**What you are asked to do**
Where does the string "Passage" appear in the records? Copy each line that holds it.

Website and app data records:

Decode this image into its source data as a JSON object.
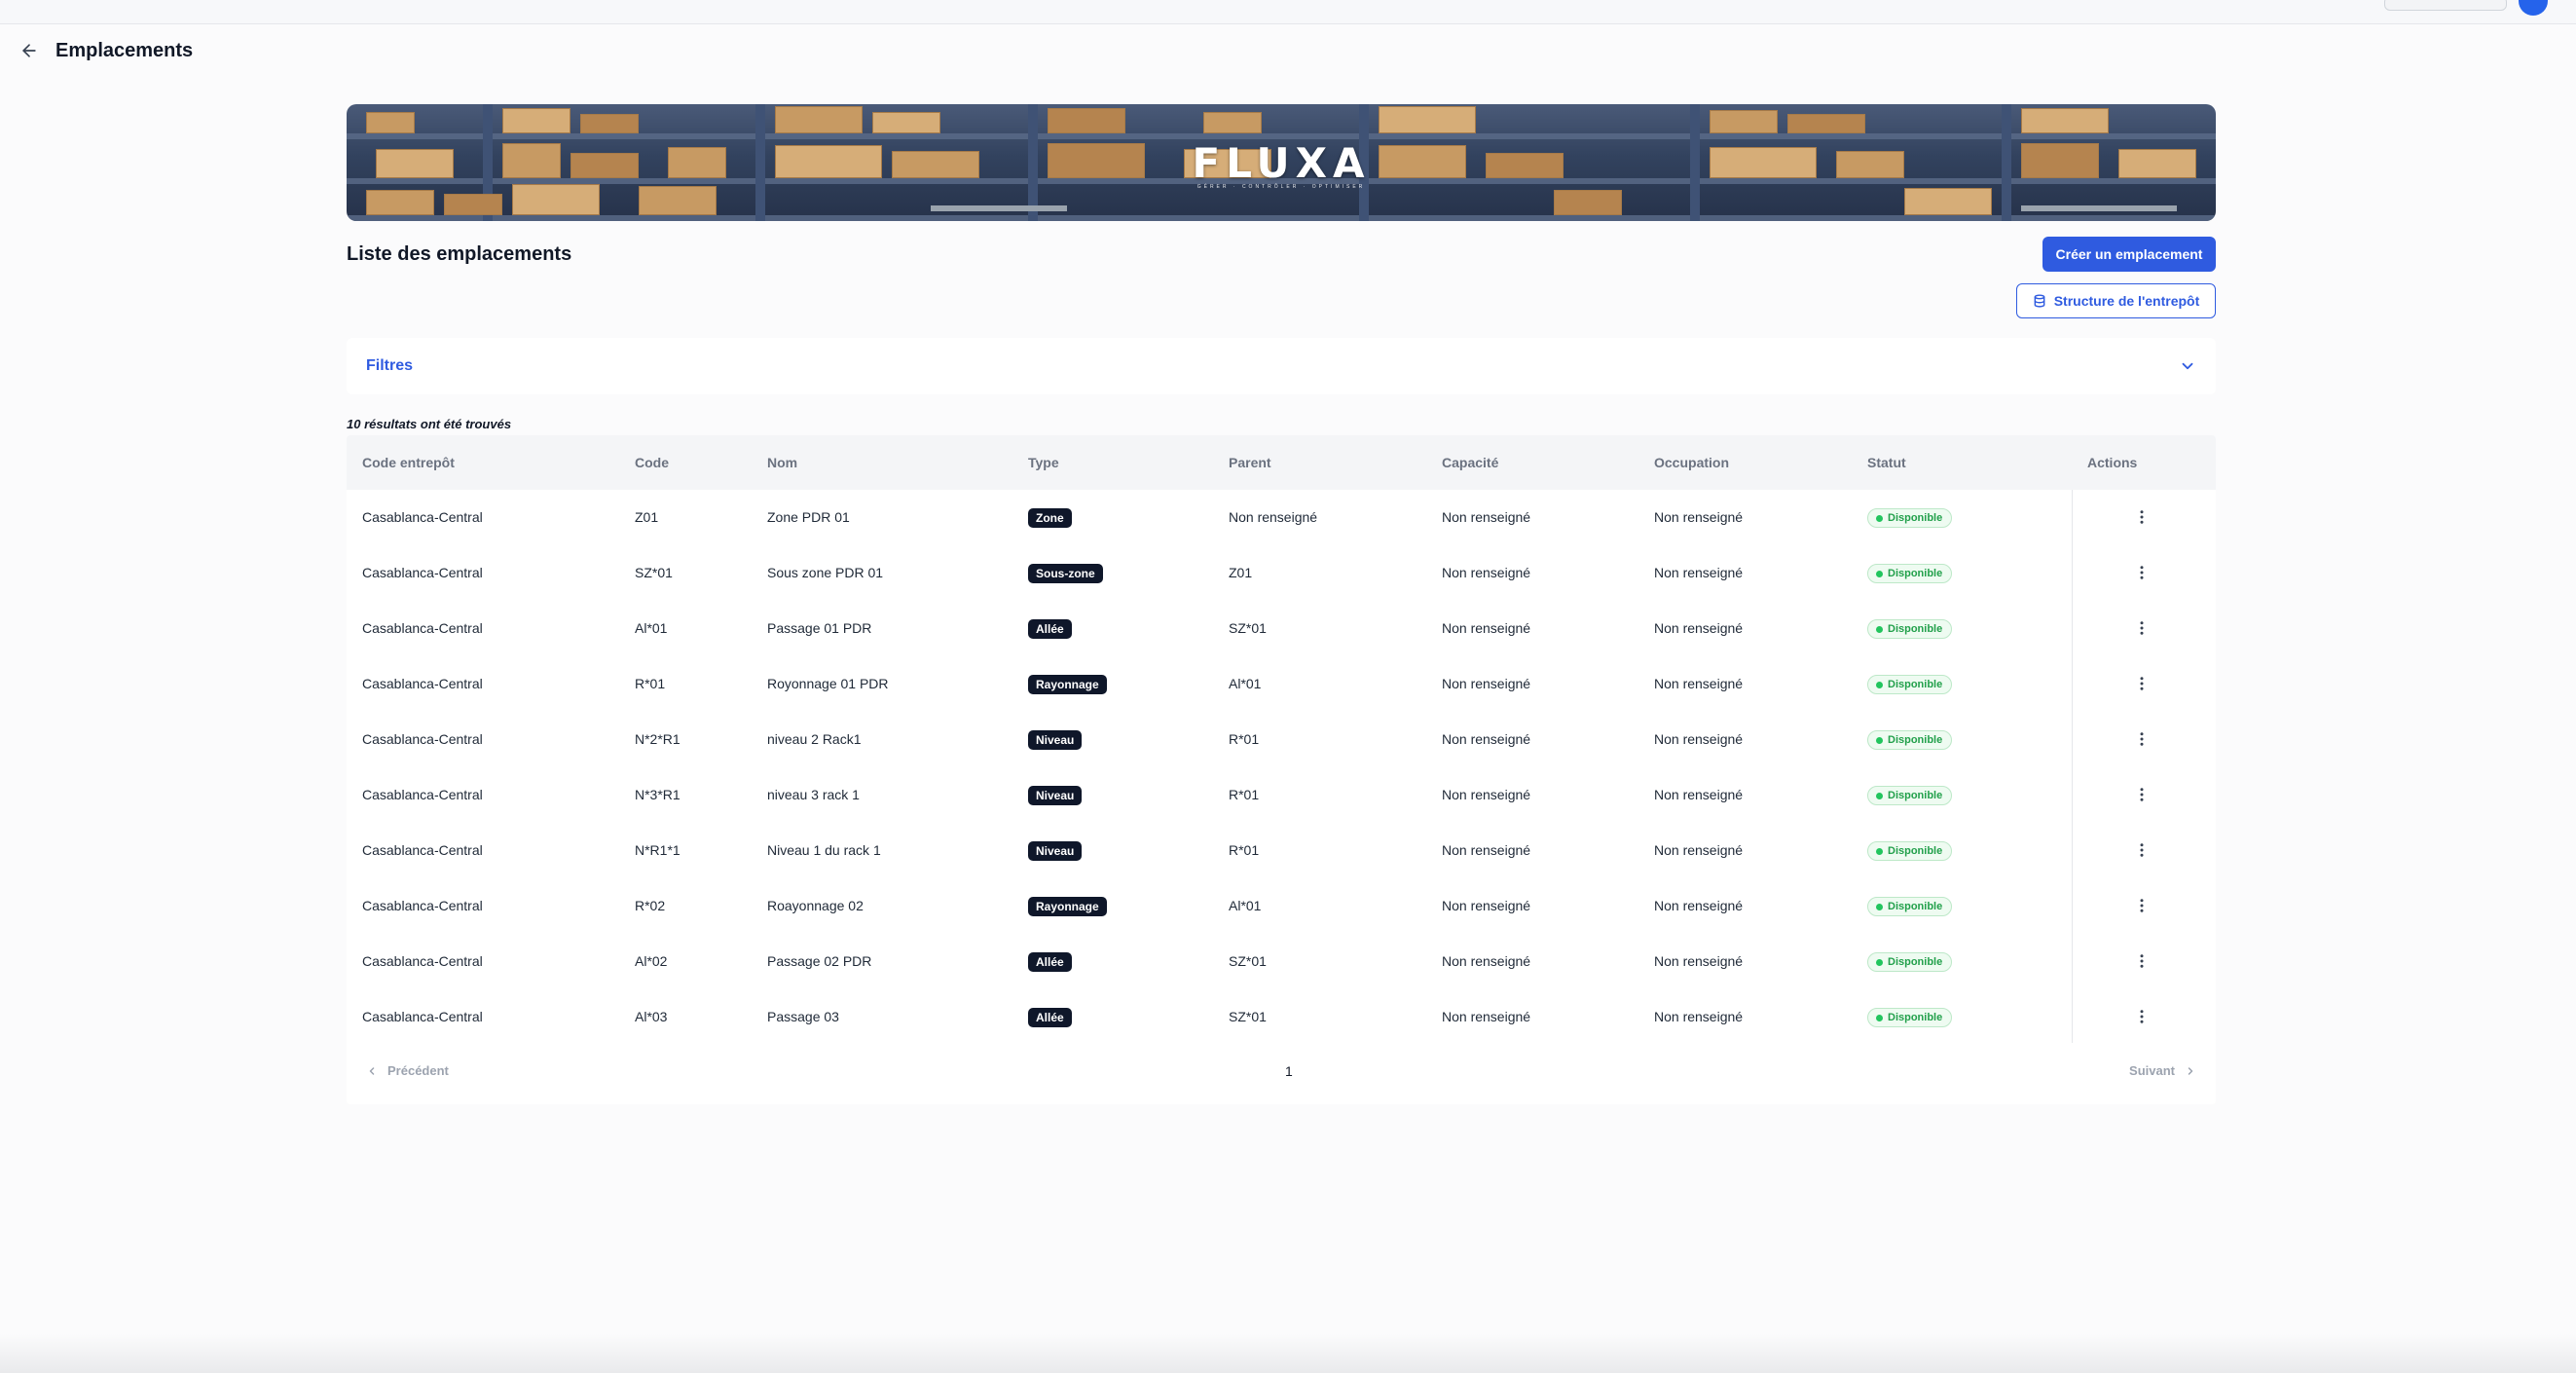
{
  "page": {
    "title": "Emplacements"
  },
  "banner": {
    "logo_text": "FLUXA",
    "logo_subtext": "GÉRER · CONTRÔLER · OPTIMISER"
  },
  "section": {
    "title": "Liste des emplacements",
    "create_button": "Créer un emplacement",
    "structure_button": "Structure de l'entrepôt"
  },
  "filters": {
    "label": "Filtres"
  },
  "results": {
    "count_text": "10 résultats ont été trouvés"
  },
  "table": {
    "headers": [
      "Code entrepôt",
      "Code",
      "Nom",
      "Type",
      "Parent",
      "Capacité",
      "Occupation",
      "Statut",
      "Actions"
    ],
    "rows": [
      {
        "warehouse": "Casablanca-Central",
        "code": "Z01",
        "name": "Zone PDR 01",
        "type": "Zone",
        "parent": "Non renseigné",
        "capacity": "Non renseigné",
        "occupation": "Non renseigné",
        "status": "Disponible"
      },
      {
        "warehouse": "Casablanca-Central",
        "code": "SZ*01",
        "name": "Sous zone PDR 01",
        "type": "Sous-zone",
        "parent": "Z01",
        "capacity": "Non renseigné",
        "occupation": "Non renseigné",
        "status": "Disponible"
      },
      {
        "warehouse": "Casablanca-Central",
        "code": "Al*01",
        "name": "Passage 01 PDR",
        "type": "Allée",
        "parent": "SZ*01",
        "capacity": "Non renseigné",
        "occupation": "Non renseigné",
        "status": "Disponible"
      },
      {
        "warehouse": "Casablanca-Central",
        "code": "R*01",
        "name": "Royonnage 01 PDR",
        "type": "Rayonnage",
        "parent": "Al*01",
        "capacity": "Non renseigné",
        "occupation": "Non renseigné",
        "status": "Disponible"
      },
      {
        "warehouse": "Casablanca-Central",
        "code": "N*2*R1",
        "name": "niveau 2 Rack1",
        "type": "Niveau",
        "parent": "R*01",
        "capacity": "Non renseigné",
        "occupation": "Non renseigné",
        "status": "Disponible"
      },
      {
        "warehouse": "Casablanca-Central",
        "code": "N*3*R1",
        "name": "niveau 3 rack 1",
        "type": "Niveau",
        "parent": "R*01",
        "capacity": "Non renseigné",
        "occupation": "Non renseigné",
        "status": "Disponible"
      },
      {
        "warehouse": "Casablanca-Central",
        "code": "N*R1*1",
        "name": "Niveau 1 du rack 1",
        "type": "Niveau",
        "parent": "R*01",
        "capacity": "Non renseigné",
        "occupation": "Non renseigné",
        "status": "Disponible"
      },
      {
        "warehouse": "Casablanca-Central",
        "code": "R*02",
        "name": "Roayonnage 02",
        "type": "Rayonnage",
        "parent": "Al*01",
        "capacity": "Non renseigné",
        "occupation": "Non renseigné",
        "status": "Disponible"
      },
      {
        "warehouse": "Casablanca-Central",
        "code": "Al*02",
        "name": "Passage 02 PDR",
        "type": "Allée",
        "parent": "SZ*01",
        "capacity": "Non renseigné",
        "occupation": "Non renseigné",
        "status": "Disponible"
      },
      {
        "warehouse": "Casablanca-Central",
        "code": "Al*03",
        "name": "Passage 03",
        "type": "Allée",
        "parent": "SZ*01",
        "capacity": "Non renseigné",
        "occupation": "Non renseigné",
        "status": "Disponible"
      }
    ]
  },
  "pagination": {
    "prev_label": "Précédent",
    "current_page": "1",
    "next_label": "Suivant"
  },
  "icons": {
    "back": "arrow-left-icon",
    "filters_toggle": "chevron-down-icon",
    "structure": "database-icon",
    "row_actions": "more-vertical-icon",
    "prev": "chevron-left-icon",
    "next": "chevron-right-icon"
  },
  "colors": {
    "accent": "#2f5be0",
    "badge_dark": "#0f172a",
    "status_green": "#22a04b"
  }
}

**Solution for this problem**
        "name": "Passage 01 PDR",
        "name": "Passage 02 PDR",
        "name": "Passage 03",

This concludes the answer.